__Records for this task__.
═══
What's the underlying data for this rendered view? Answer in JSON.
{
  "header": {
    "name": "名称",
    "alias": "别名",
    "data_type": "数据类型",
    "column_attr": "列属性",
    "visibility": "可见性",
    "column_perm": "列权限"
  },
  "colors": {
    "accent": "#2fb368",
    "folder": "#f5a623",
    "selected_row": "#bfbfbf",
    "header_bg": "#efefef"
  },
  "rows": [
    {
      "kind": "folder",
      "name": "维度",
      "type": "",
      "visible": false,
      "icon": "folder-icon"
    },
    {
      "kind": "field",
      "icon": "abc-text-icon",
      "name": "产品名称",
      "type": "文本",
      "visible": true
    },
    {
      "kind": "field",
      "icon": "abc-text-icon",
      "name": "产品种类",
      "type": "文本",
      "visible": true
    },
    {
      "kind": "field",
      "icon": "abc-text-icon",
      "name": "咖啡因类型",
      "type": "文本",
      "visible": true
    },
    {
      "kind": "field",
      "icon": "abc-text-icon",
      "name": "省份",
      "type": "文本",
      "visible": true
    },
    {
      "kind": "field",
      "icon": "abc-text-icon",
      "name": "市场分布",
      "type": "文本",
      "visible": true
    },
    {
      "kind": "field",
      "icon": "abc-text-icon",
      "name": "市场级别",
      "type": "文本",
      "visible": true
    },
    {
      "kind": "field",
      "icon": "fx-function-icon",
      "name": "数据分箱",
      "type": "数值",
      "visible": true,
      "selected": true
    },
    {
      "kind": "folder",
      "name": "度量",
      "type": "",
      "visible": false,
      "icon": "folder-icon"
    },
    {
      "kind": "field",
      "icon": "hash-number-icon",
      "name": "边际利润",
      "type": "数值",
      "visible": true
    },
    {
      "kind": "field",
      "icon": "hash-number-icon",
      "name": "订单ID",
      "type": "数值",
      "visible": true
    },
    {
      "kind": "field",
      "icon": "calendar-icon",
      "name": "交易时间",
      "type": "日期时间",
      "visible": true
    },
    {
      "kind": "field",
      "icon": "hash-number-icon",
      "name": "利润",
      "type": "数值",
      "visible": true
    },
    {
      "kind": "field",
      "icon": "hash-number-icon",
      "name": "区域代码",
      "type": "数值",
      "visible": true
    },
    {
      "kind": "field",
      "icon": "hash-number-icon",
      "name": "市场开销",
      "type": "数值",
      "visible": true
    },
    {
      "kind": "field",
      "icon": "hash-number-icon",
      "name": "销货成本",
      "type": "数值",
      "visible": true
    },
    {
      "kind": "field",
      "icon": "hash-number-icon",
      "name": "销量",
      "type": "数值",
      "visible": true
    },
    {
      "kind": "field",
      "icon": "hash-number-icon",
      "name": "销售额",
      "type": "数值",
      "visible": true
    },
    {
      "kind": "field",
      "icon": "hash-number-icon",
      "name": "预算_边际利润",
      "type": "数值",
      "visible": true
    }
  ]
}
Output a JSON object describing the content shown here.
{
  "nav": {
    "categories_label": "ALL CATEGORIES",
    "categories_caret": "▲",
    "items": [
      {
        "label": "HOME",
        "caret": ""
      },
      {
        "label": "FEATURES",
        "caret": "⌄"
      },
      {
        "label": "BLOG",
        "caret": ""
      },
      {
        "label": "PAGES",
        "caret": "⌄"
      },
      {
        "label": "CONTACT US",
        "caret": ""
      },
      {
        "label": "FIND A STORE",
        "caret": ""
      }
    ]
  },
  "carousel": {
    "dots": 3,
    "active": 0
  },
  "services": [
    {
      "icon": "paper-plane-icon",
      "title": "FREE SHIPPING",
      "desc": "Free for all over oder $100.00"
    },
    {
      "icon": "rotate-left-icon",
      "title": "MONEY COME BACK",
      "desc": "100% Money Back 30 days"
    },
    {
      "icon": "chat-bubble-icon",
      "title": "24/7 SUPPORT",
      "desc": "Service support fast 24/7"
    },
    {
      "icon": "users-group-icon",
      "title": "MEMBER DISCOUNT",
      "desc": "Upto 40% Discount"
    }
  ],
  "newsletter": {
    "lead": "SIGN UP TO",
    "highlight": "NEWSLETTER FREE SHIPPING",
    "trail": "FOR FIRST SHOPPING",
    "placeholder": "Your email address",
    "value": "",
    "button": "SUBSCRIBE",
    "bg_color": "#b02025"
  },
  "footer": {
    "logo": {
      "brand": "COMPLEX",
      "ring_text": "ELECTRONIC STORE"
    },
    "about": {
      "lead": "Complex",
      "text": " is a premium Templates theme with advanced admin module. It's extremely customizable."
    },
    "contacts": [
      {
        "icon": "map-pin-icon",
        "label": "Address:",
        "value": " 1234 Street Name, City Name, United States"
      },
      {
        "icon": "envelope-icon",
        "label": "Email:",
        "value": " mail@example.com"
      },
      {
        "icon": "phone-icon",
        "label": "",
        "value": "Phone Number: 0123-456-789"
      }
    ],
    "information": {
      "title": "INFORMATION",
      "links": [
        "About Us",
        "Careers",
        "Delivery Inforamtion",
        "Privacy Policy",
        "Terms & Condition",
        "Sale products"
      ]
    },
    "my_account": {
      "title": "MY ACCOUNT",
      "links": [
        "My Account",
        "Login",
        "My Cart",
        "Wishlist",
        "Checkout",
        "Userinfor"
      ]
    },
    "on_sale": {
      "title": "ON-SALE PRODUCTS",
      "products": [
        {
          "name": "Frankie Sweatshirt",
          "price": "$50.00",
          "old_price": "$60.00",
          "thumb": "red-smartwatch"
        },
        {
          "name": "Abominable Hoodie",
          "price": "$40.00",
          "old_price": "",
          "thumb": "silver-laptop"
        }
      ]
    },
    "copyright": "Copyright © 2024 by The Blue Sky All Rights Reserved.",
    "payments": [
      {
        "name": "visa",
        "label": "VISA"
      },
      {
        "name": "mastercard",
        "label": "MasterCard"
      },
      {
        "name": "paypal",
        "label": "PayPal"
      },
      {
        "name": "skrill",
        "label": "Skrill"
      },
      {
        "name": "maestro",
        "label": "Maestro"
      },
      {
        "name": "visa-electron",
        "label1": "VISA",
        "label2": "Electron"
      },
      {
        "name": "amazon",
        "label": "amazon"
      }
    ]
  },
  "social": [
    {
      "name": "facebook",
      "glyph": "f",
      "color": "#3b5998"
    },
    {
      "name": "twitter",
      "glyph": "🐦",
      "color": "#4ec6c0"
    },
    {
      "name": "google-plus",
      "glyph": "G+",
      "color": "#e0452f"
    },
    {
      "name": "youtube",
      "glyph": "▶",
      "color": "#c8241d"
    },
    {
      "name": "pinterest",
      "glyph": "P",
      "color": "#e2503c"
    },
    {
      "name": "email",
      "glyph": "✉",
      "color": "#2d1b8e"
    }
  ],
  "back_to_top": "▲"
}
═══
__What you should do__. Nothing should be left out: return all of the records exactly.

__Output below__.
What's the underlying data for this rendered view? Answer in JSON.
{
  "header": {
    "name": "名称",
    "alias": "别名",
    "data_type": "数据类型",
    "column_attr": "列属性",
    "visibility": "可见性",
    "column_perm": "列权限"
  },
  "colors": {
    "accent": "#2fb368",
    "folder": "#f5a623",
    "selected_row": "#bfbfbf",
    "header_bg": "#efefef"
  },
  "rows": [
    {
      "kind": "folder",
      "name": "维度",
      "type": "",
      "visible": false,
      "icon": "folder-icon"
    },
    {
      "kind": "field",
      "icon": "abc-text-icon",
      "name": "产品名称",
      "type": "文本",
      "visible": true
    },
    {
      "kind": "field",
      "icon": "abc-text-icon",
      "name": "产品种类",
      "type": "文本",
      "visible": true
    },
    {
      "kind": "field",
      "icon": "abc-text-icon",
      "name": "咖啡因类型",
      "type": "文本",
      "visible": true
    },
    {
      "kind": "field",
      "icon": "abc-text-icon",
      "name": "省份",
      "type": "文本",
      "visible": true
    },
    {
      "kind": "field",
      "icon": "abc-text-icon",
      "name": "市场分布",
      "type": "文本",
      "visible": true
    },
    {
      "kind": "field",
      "icon": "abc-text-icon",
      "name": "市场级别",
      "type": "文本",
      "visible": true
    },
    {
      "kind": "field",
      "icon": "fx-function-icon",
      "name": "数据分箱",
      "type": "数值",
      "visible": true,
      "selected": true
    },
    {
      "kind": "folder",
      "name": "度量",
      "type": "",
      "visible": false,
      "icon": "folder-icon"
    },
    {
      "kind": "field",
      "icon": "hash-number-icon",
      "name": "边际利润",
      "type": "数值",
      "visible": true
    },
    {
      "kind": "field",
      "icon": "hash-number-icon",
      "name": "订单ID",
      "type": "数值",
      "visible": true
    },
    {
      "kind": "field",
      "icon": "calendar-icon",
      "name": "交易时间",
      "type": "日期时间",
      "visible": true
    },
    {
      "kind": "field",
      "icon": "hash-number-icon",
      "name": "利润",
      "type": "数值",
      "visible": true
    },
    {
      "kind": "field",
      "icon": "hash-number-icon",
      "name": "区域代码",
      "type": "数值",
      "visible": true
    },
    {
      "kind": "field",
      "icon": "hash-number-icon",
      "name": "市场开销",
      "type": "数值",
      "visible": true
    },
    {
      "kind": "field",
      "icon": "hash-number-icon",
      "name": "销货成本",
      "type": "数值",
      "visible": true
    },
    {
      "kind": "field",
      "icon": "hash-number-icon",
      "name": "销量",
      "type": "数值",
      "visible": true
    },
    {
      "kind": "field",
      "icon": "hash-number-icon",
      "name": "销售额",
      "type": "数值",
      "visible": true
    },
    {
      "kind": "field",
      "icon": "hash-number-icon",
      "name": "预算_边际利润",
      "type": "数值",
      "visible": true
    }
  ]
}
Output a JSON object describing the content shown here.
{
  "nav": {
    "categories_label": "ALL CATEGORIES",
    "categories_caret": "▲",
    "items": [
      {
        "label": "HOME",
        "caret": ""
      },
      {
        "label": "FEATURES",
        "caret": "⌄"
      },
      {
        "label": "BLOG",
        "caret": ""
      },
      {
        "label": "PAGES",
        "caret": "⌄"
      },
      {
        "label": "CONTACT US",
        "caret": ""
      },
      {
        "label": "FIND A STORE",
        "caret": ""
      }
    ]
  },
  "carousel": {
    "dots": 3,
    "active": 0
  },
  "services": [
    {
      "icon": "paper-plane-icon",
      "title": "FREE SHIPPING",
      "desc": "Free for all over oder $100.00"
    },
    {
      "icon": "rotate-left-icon",
      "title": "MONEY COME BACK",
      "desc": "100% Money Back 30 days"
    },
    {
      "icon": "chat-bubble-icon",
      "title": "24/7 SUPPORT",
      "desc": "Service support fast 24/7"
    },
    {
      "icon": "users-group-icon",
      "title": "MEMBER DISCOUNT",
      "desc": "Upto 40% Discount"
    }
  ],
  "newsletter": {
    "lead": "SIGN UP TO",
    "highlight": "NEWSLETTER FREE SHIPPING",
    "trail": "FOR FIRST SHOPPING",
    "placeholder": "Your email address",
    "value": "",
    "button": "SUBSCRIBE",
    "bg_color": "#b02025"
  },
  "footer": {
    "logo": {
      "brand": "COMPLEX",
      "ring_text": "ELECTRONIC STORE"
    },
    "about": {
      "lead": "Complex",
      "text": " is a premium Templates theme with advanced admin module. It's extremely customizable."
    },
    "contacts": [
      {
        "icon": "map-pin-icon",
        "label": "Address:",
        "value": " 1234 Street Name, City Name, United States"
      },
      {
        "icon": "envelope-icon",
        "label": "Email:",
        "value": " mail@example.com"
      },
      {
        "icon": "phone-icon",
        "label": "",
        "value": "Phone Number: 0123-456-789"
      }
    ],
    "information": {
      "title": "INFORMATION",
      "links": [
        "About Us",
        "Careers",
        "Delivery Inforamtion",
        "Privacy Policy",
        "Terms & Condition",
        "Sale products"
      ]
    },
    "my_account": {
      "title": "MY ACCOUNT",
      "links": [
        "My Account",
        "Login",
        "My Cart",
        "Wishlist",
        "Checkout",
        "Userinfor"
      ]
    },
    "on_sale": {
      "title": "ON-SALE PRODUCTS",
      "products": [
        {
          "name": "Frankie Sweatshirt",
          "price": "$50.00",
          "old_price": "$60.00",
          "thumb": "red-smartwatch"
        },
        {
          "name": "Abominable Hoodie",
          "price": "$40.00",
          "old_price": "",
          "thumb": "silver-laptop"
        }
      ]
    },
    "copyright": "Copyright © 2024 by The Blue Sky All Rights Reserved.",
    "payments": [
      {
        "name": "visa",
        "label": "VISA"
      },
      {
        "name": "mastercard",
        "label": "MasterCard"
      },
      {
        "name": "paypal",
        "label": "PayPal"
      },
      {
        "name": "skrill",
        "label": "Skrill"
      },
      {
        "name": "maestro",
        "label": "Maestro"
      },
      {
        "name": "visa-electron",
        "label1": "VISA",
        "label2": "Electron"
      },
      {
        "name": "amazon",
        "label": "amazon"
      }
    ]
  },
  "social": [
    {
      "name": "facebook",
      "glyph": "f",
      "color": "#3b5998"
    },
    {
      "name": "twitter",
      "glyph": "🐦",
      "color": "#4ec6c0"
    },
    {
      "name": "google-plus",
      "glyph": "G+",
      "color": "#e0452f"
    },
    {
      "name": "youtube",
      "glyph": "▶",
      "color": "#c8241d"
    },
    {
      "name": "pinterest",
      "glyph": "P",
      "color": "#e2503c"
    },
    {
      "name": "email",
      "glyph": "✉",
      "color": "#2d1b8e"
    }
  ],
  "back_to_top": "▲"
}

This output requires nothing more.